Free & premium alternatives
There is not doubt Tumblr, WordPress, and Blogger are the three best blogging sites overall, but there are always other choices designed to fit other individual aesthetics, limitations, and motives. Perhaps you’re keen on a particular backend layout not present in the aforementioned options, or maybe you want a service excelling in top-notch customer service or extensive commerce tools. Whatever the case may be, below are several more of our favorite options currently on the market. The days of Posterous and Moveable Type may be gone, but they’re not completely forgotten … yet.
Weebly was the first site I ever used to create a “professional,” post-college website given its flexible framework and broad appeal. Both blogging and backend customization utilize the platform’s straightforward, drag-and-drop interface, while the swath of template options offer additional designs should you decide to forgo the bundled HTML and CSS editor. It’s not the most phenomenal when it comes to features, but it’s free, devoid of ads and loaded with statistical tools and SEO options for a more comprehensive look at your blog’s performance. Unlike many blogging platforms, Weebly’s mobile services are some of the best offered, touting admirable customization and posting options within a sick, attractive interface that bodes well for the future of the platform’s design. It’s pretty basic as far as blogging sites go, but it serves as fantastic introduction and gateway to more capable platforms requiring a better understanding of website construction.
Squarespace may pride itself for its gorgeous, modular design, and versatility, but it touts the same accessibility when it comes to price. However, the content management platform is also one of the most stable and reliable, equipped with built-in website analytics and a slew of dynamic templates customizable with or without prior CSS or coding knowledge. Available widgets implement everything from real-time Twitter and RSS feeds to search utilities and contact forms, but most are tailored with the platform’s e-commerce focus in mind. No matter the content though, posts can still be set up for later publishing and coined by multiple authors, providing ample options regardless of the price bundle you choose. Importation and simple synchronization with cloud services like Dropbox are also welcome additions, as are the expansive gallery variations and intuitive image manager. The most basic plan will run you $8 a month, but you can always opt for the free trial first.
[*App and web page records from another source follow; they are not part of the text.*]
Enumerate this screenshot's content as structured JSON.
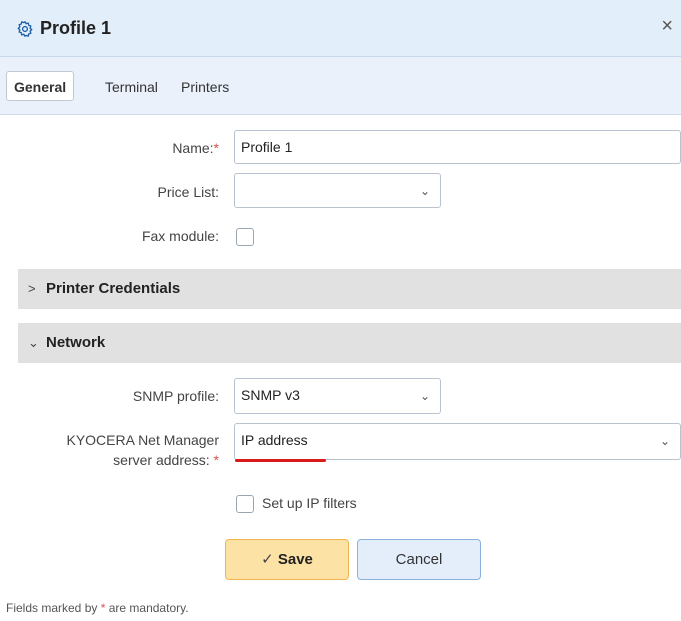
{
  "window": {
    "title": "Profile 1",
    "close_label": "×"
  },
  "tabs": [
    {
      "label": "General",
      "active": true
    },
    {
      "label": "Terminal",
      "active": false
    },
    {
      "label": "Printers",
      "active": false
    }
  ],
  "form": {
    "name_label": "Name:",
    "name_value": "Profile 1",
    "price_list_label": "Price List:",
    "price_list_value": "",
    "fax_label": "Fax module:",
    "fax_checked": false
  },
  "sections": {
    "printer_credentials": {
      "label": "Printer Credentials",
      "expanded": false
    },
    "network": {
      "label": "Network",
      "expanded": true
    }
  },
  "network": {
    "snmp_label": "SNMP profile:",
    "snmp_value": "SNMP v3",
    "kyocera_label_line1": "KYOCERA Net Manager",
    "kyocera_label_line2": "server address:",
    "kyocera_value": "IP address",
    "ip_filters_label": "Set up IP filters",
    "ip_filters_checked": false
  },
  "actions": {
    "save_label": "Save",
    "cancel_label": "Cancel"
  },
  "footer": {
    "note_prefix": "Fields marked by",
    "required_mark": "*",
    "note_suffix": "are mandatory."
  },
  "colors": {
    "required": "#d9534f",
    "save_bg": "#fde2a6",
    "titlebar_bg": "#e3eefb",
    "annotation_underline": "#d81a1a"
  }
}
Based on Moveable Type, a former forerunner in the blogging industry, TypePad was originally designed using the same technology. It sports many of the same APIs and templates, though it varies on which price package you purchase, and places a heavier focus on less tech-savvy users. Although not necessary, themes can be altered with custom CSS coding, and the platform boasts a fair share of SEO, RSS, and AV-managing assets to keep it competitive with other freemium and premium offerings. Posts can be published through the well-designed Web interface, mobile platform or even email, while boasting multiple authors and rich editor that provides extensive customization. Stats are available via Google Analytics, and though the premium package will run you $30, most users prefer the more affordable $9 and $15 packages given their beautiful design and unlimited storage capacity. The platform’s stable, closed-source code only a plus.
What do you think of our selection of the best free blogging sites? Did we miss something in all the post-maddening fanfare? Let us know which platform you prefer and why in the comments below.